Additionally, other variables are at play, like the updated Malaysia My Second Home (MM2H) regulations, which could lower international interest in local properties. Rahim & Co predicts that residential real estate prices will see a correction and experience only moderate growth in the future.
The economic aspect
Favourable economic conditions mean more money to spend and a more positive attitude toward property investment. Demand raises prices. Source: Independent News Service
The economy must first revive to spur the housing market. Continued government support, the anticipated easing of Covid-19 control measures, and a rise in demand from both the external and domestic sectors will contribute to economic development in 2022.
The first aspect that will fuel the property market is a recovering economy. Growth in the manufacturing and service sectors will boost employment and enhance household income and savings.
Continued policy assistance, the predicted easing of Covid-19 control measures, and a rise in demand in both the foreign and domestic sectors will drive economic development in 2022.
A recovery in the manufacturing sector, as well as in construction and infrastructure projects, will increase jobs and stimulate the economy. High external demand and rising commodity prices will help export growth.
Annual property market assessment and forecast for the Malaysian property market in 2022 by Henry Butcher says the economy’s ongoing recovery and the decreasing unemployment rate will positively affect the residential market in 2022.
In September, 15.4 million individuals were employed, up from 15.2 million in January. Unemployment has fallen from 5.3% in May to 4.5% in September.

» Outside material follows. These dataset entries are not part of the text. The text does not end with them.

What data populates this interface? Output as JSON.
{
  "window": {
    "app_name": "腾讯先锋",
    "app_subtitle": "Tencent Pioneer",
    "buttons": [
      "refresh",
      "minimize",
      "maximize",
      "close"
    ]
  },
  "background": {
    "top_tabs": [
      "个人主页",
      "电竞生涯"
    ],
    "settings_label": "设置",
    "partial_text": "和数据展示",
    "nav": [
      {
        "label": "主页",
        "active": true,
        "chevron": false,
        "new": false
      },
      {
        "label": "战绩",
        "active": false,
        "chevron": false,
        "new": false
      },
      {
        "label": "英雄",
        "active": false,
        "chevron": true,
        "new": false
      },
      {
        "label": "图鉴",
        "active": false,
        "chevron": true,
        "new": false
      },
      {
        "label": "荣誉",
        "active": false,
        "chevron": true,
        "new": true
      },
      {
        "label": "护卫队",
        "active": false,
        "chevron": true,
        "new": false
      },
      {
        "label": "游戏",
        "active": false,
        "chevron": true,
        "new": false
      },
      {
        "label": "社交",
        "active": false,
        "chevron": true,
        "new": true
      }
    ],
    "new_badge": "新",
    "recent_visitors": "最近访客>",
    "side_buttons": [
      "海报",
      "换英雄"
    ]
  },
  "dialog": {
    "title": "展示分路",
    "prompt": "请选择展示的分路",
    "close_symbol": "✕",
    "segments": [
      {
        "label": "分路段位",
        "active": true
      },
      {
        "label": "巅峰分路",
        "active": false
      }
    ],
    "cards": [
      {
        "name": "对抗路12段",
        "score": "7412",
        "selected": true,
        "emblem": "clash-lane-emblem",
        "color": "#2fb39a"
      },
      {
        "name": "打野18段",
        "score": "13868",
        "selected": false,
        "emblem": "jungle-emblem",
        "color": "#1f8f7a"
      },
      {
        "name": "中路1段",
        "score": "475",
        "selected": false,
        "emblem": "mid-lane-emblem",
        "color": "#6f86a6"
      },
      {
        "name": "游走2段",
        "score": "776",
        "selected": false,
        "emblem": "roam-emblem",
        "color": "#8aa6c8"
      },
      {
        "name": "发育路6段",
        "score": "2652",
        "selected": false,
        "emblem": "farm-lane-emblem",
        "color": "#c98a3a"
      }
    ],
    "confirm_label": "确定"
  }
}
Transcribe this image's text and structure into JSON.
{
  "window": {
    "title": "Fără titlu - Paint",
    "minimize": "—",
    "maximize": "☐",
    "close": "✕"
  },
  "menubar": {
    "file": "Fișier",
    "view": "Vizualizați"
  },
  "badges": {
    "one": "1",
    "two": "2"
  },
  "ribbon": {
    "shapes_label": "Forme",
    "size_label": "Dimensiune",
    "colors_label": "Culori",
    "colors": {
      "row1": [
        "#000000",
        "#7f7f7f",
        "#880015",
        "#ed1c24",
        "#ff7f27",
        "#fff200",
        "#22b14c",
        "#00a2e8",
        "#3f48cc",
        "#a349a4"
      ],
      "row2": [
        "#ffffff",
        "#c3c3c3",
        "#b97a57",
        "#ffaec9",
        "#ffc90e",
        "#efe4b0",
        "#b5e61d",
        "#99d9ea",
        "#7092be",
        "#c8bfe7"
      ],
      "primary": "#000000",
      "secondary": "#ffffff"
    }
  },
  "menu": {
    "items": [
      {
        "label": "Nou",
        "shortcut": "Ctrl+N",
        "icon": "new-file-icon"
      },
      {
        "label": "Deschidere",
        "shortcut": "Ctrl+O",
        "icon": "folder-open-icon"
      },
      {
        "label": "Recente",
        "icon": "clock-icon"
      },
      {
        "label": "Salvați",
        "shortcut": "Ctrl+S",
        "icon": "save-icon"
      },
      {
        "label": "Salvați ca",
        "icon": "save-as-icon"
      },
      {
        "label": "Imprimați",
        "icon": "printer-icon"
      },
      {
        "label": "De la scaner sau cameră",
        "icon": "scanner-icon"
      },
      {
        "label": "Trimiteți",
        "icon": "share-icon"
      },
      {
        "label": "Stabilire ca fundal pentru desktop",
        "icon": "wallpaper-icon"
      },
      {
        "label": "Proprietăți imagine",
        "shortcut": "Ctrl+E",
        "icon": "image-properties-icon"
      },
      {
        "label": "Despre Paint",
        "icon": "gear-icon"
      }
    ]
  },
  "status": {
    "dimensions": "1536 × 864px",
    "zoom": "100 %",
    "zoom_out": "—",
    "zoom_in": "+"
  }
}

Bank Negara Malaysia forecasts 5-6% economic growth in 2022, up from an estimated 4.5% this year.
The risk of high inflation
According to Bank Negara Malaysia, higher underlying inflation will cause Malaysia’s headline inflation to range between 2.2% and 3.2% in 2022. Source: ING

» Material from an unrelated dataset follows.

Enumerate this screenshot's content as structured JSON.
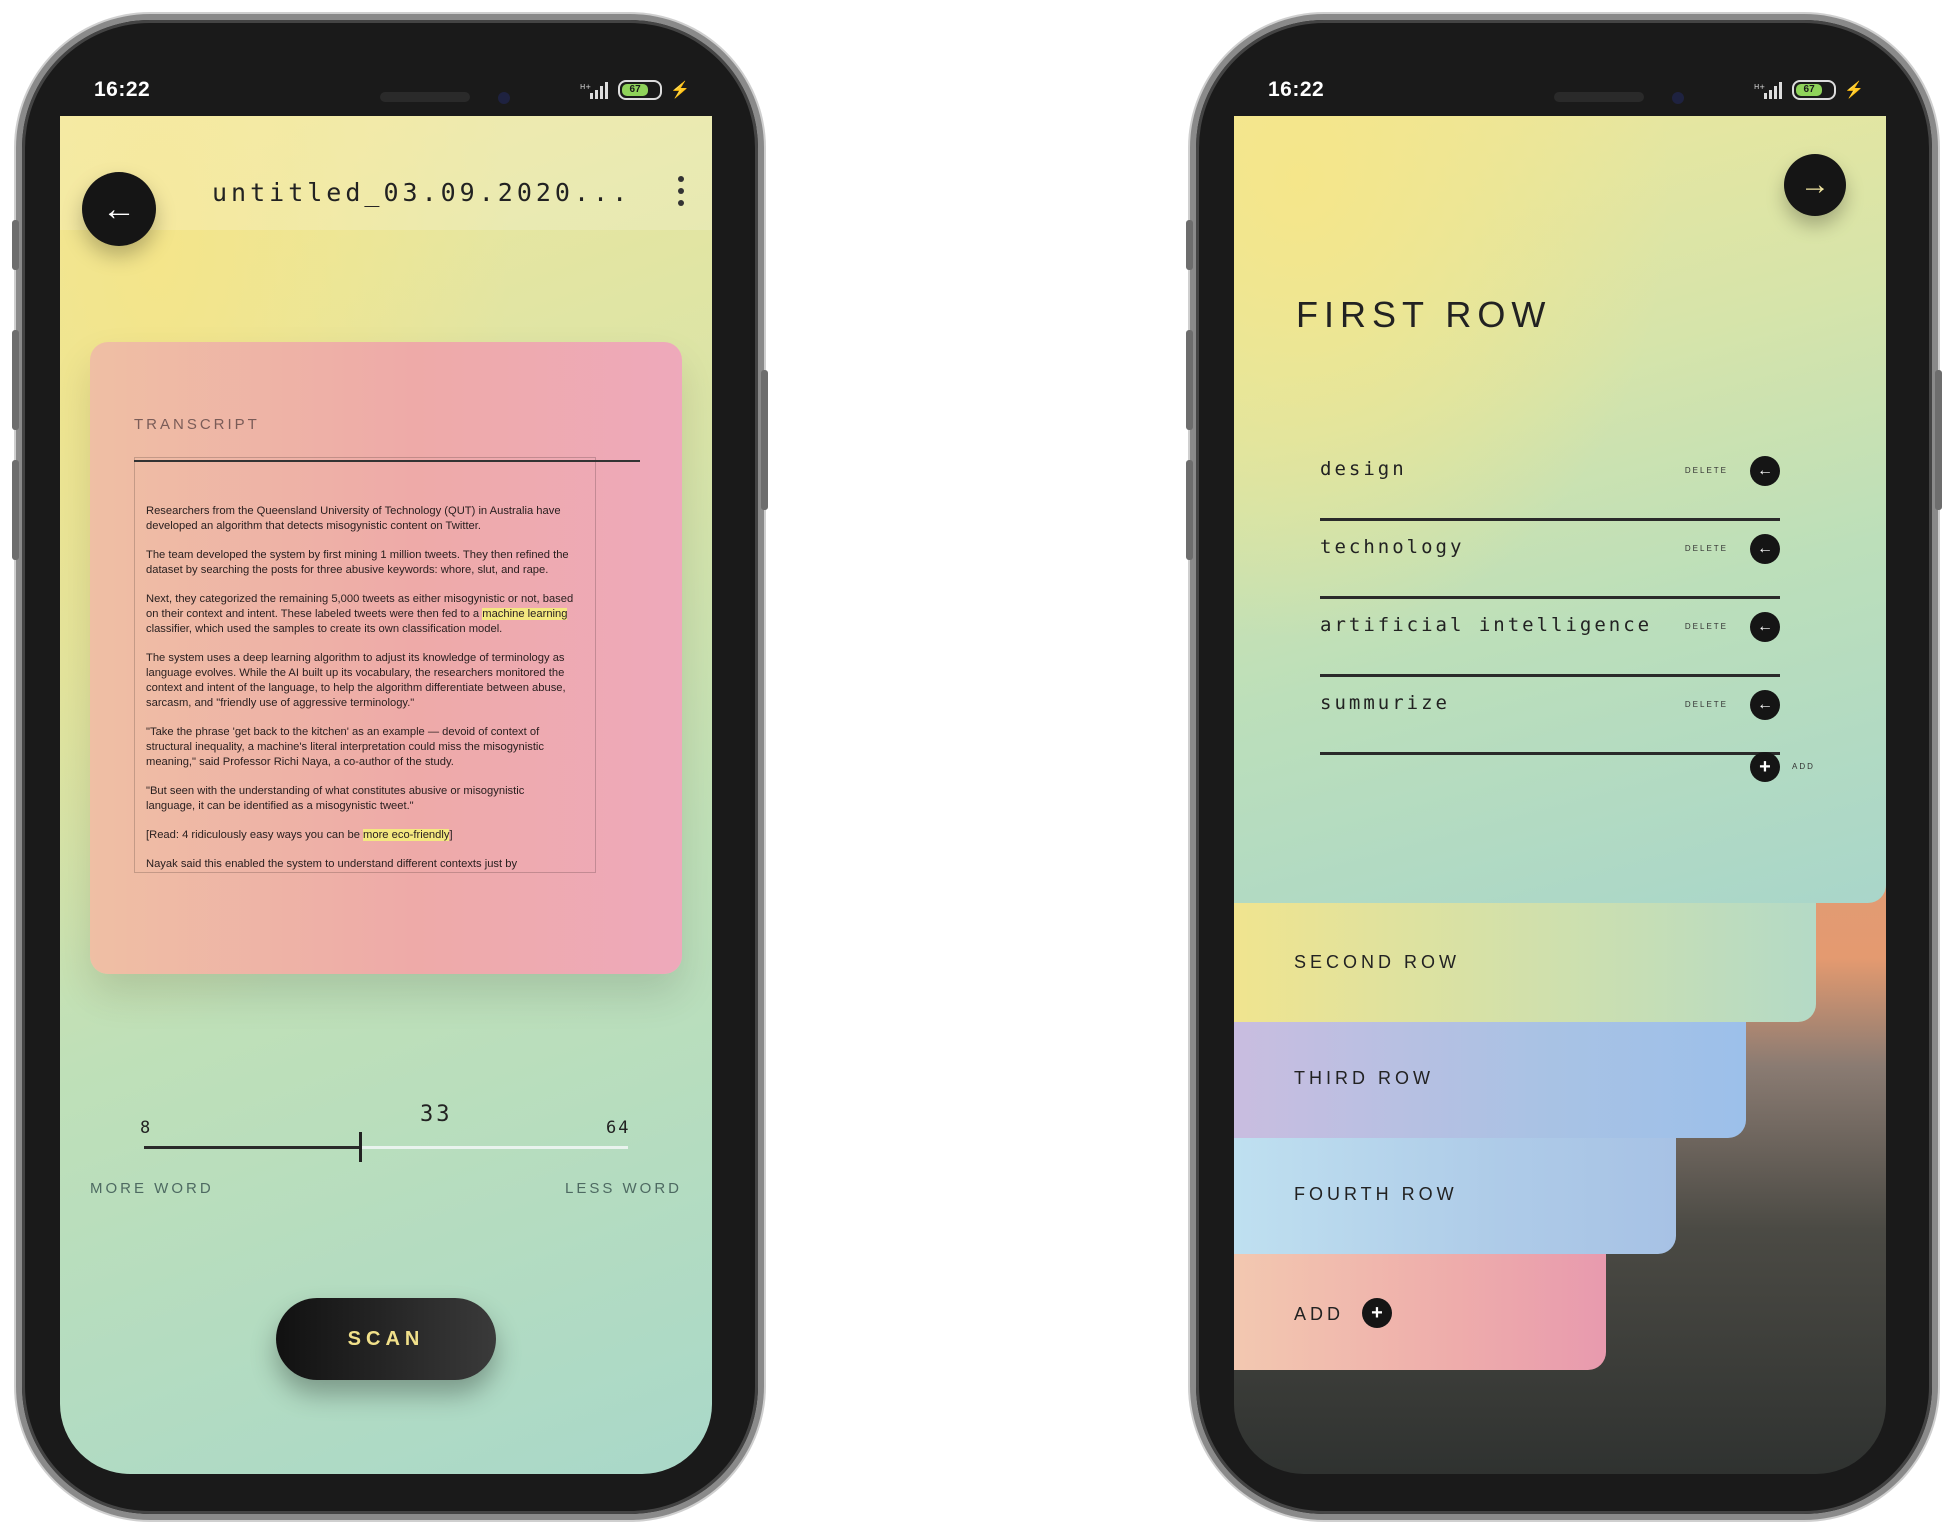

There’s no denying that the Russia-Ukraine conflict has altered the global economy. Malaysians have been battered recently by rising prices for essential products and necessities.

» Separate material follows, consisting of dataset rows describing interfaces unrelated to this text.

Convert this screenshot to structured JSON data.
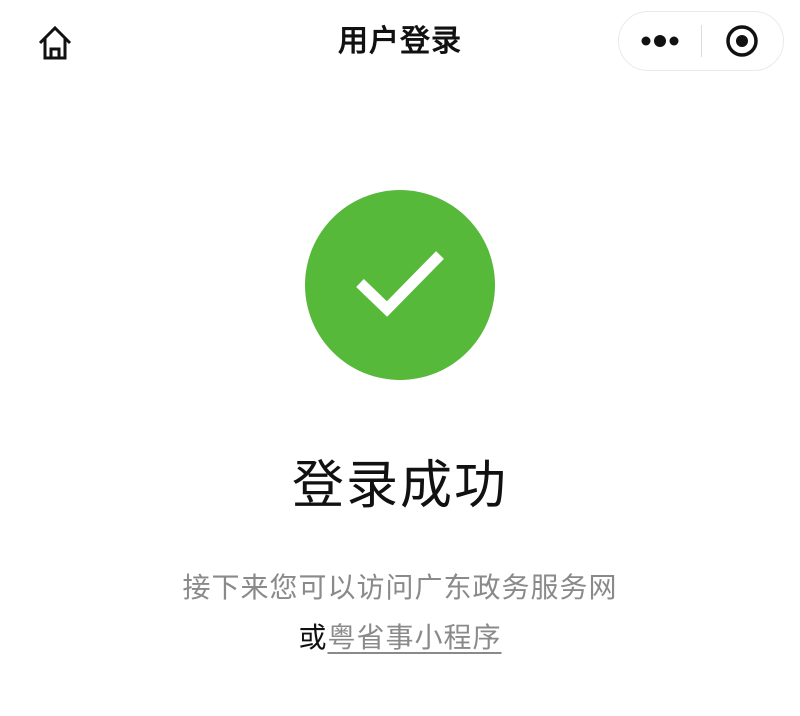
{
  "nav": {
    "title": "用户登录",
    "home_icon": "home-icon",
    "more_icon": "more-dots-icon",
    "close_icon": "target-close-icon"
  },
  "result": {
    "icon": "check-icon",
    "icon_color": "#57b93a",
    "title": "登录成功",
    "desc_line1": "接下来您可以访问广东政务服务网",
    "desc_prefix": "或",
    "link_text": "粤省事小程序"
  }
}
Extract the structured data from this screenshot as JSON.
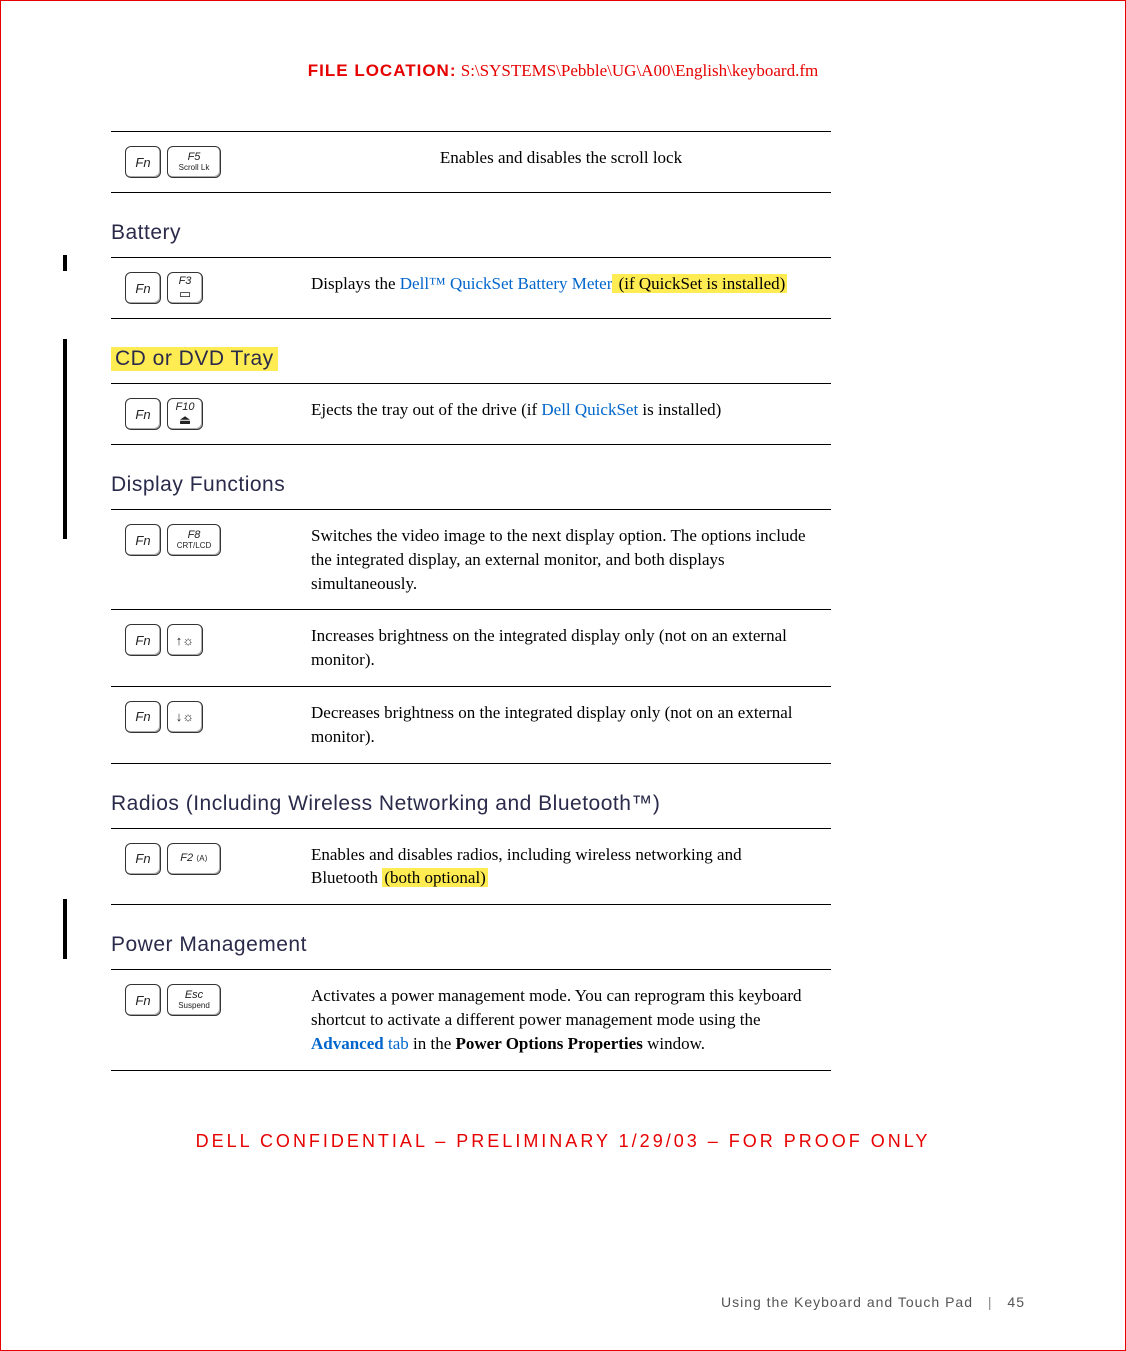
{
  "file_location": {
    "label": "FILE LOCATION:",
    "path": "S:\\SYSTEMS\\Pebble\\UG\\A00\\English\\keyboard.fm"
  },
  "sections": {
    "scroll": {
      "key1": "Fn",
      "key2_top": "F5",
      "key2_bot": "Scroll Lk",
      "desc": "Enables and disables the scroll lock"
    },
    "battery": {
      "heading": "Battery",
      "key1": "Fn",
      "key2_top": "F3",
      "desc_pre": "Displays the ",
      "desc_link": "Dell™ QuickSet Battery Meter",
      "desc_hl": " (if QuickSet is installed)"
    },
    "cd": {
      "heading": "CD or DVD Tray",
      "key1": "Fn",
      "key2_top": "F10",
      "desc_pre": "Ejects the tray out of the drive (if ",
      "desc_link": "Dell QuickSet",
      "desc_post": " is installed)"
    },
    "display": {
      "heading": "Display Functions",
      "r1_key1": "Fn",
      "r1_key2_top": "F8",
      "r1_key2_bot": "CRT/LCD",
      "r1_desc": "Switches the video image to the next display option. The options include the integrated display, an external monitor, and both displays simultaneously.",
      "r2_key1": "Fn",
      "r2_key2_icon": "↑☼",
      "r2_desc": "Increases brightness on the integrated display only (not on an external monitor).",
      "r3_key1": "Fn",
      "r3_key2_icon": "↓☼",
      "r3_desc": "Decreases brightness on the integrated display only (not on an external monitor)."
    },
    "radios": {
      "heading": "Radios (Including Wireless Networking and Bluetooth™)",
      "key1": "Fn",
      "key2_top": "F2",
      "key2_icon": "⟨A⟩",
      "desc_pre": "Enables and disables radios, including wireless networking and Bluetooth ",
      "desc_hl": "(both optional)"
    },
    "power": {
      "heading": "Power Management",
      "key1": "Fn",
      "key2_top": "Esc",
      "key2_bot": "Suspend",
      "desc_pre": "Activates a power management mode. You can reprogram this keyboard shortcut to activate a different power management mode using the ",
      "desc_link": "Advanced",
      "desc_link2": " tab",
      "desc_mid": " in the ",
      "desc_bold": "Power Options Properties",
      "desc_post": " window."
    }
  },
  "confidential": "DELL CONFIDENTIAL – PRELIMINARY 1/29/03 – FOR PROOF ONLY",
  "footer": {
    "section": "Using the Keyboard and Touch Pad",
    "page": "45"
  }
}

In addition, we import about two-thirds of our intermediate items. Local and multinational enterprises operating in Malaysia are also being affected by supply chain disruptions from the global supply chain.
Developers will have to tolerate reduced profit margins as building material costs rise, and market conditions do not favour rising selling prices to compensate for the higher expenses.
Many factors have contributed to the price hike.
Covid-19 has heavily distorted the market dynamics and the norms. It was difficult to determine how much of the changes were due to the two-year lockdown, which caused job losses and business closures. The economy’s reopening has increased demand for food and beverage, retail, and travel, among others.
The interruption in raw material supply, labour, and fuel and energy prices due to Covid-19 and the ongoing Ukraine-Russia conflict have jacked up real-estate prices. Housing affordability has never been more challenging given that today’s households are grappling with Covid-19 due to the Omicron version and a higher cost of living that has reduced their discretionary salaries.
Have you bought a house recently? Share your experience with us in the comments below.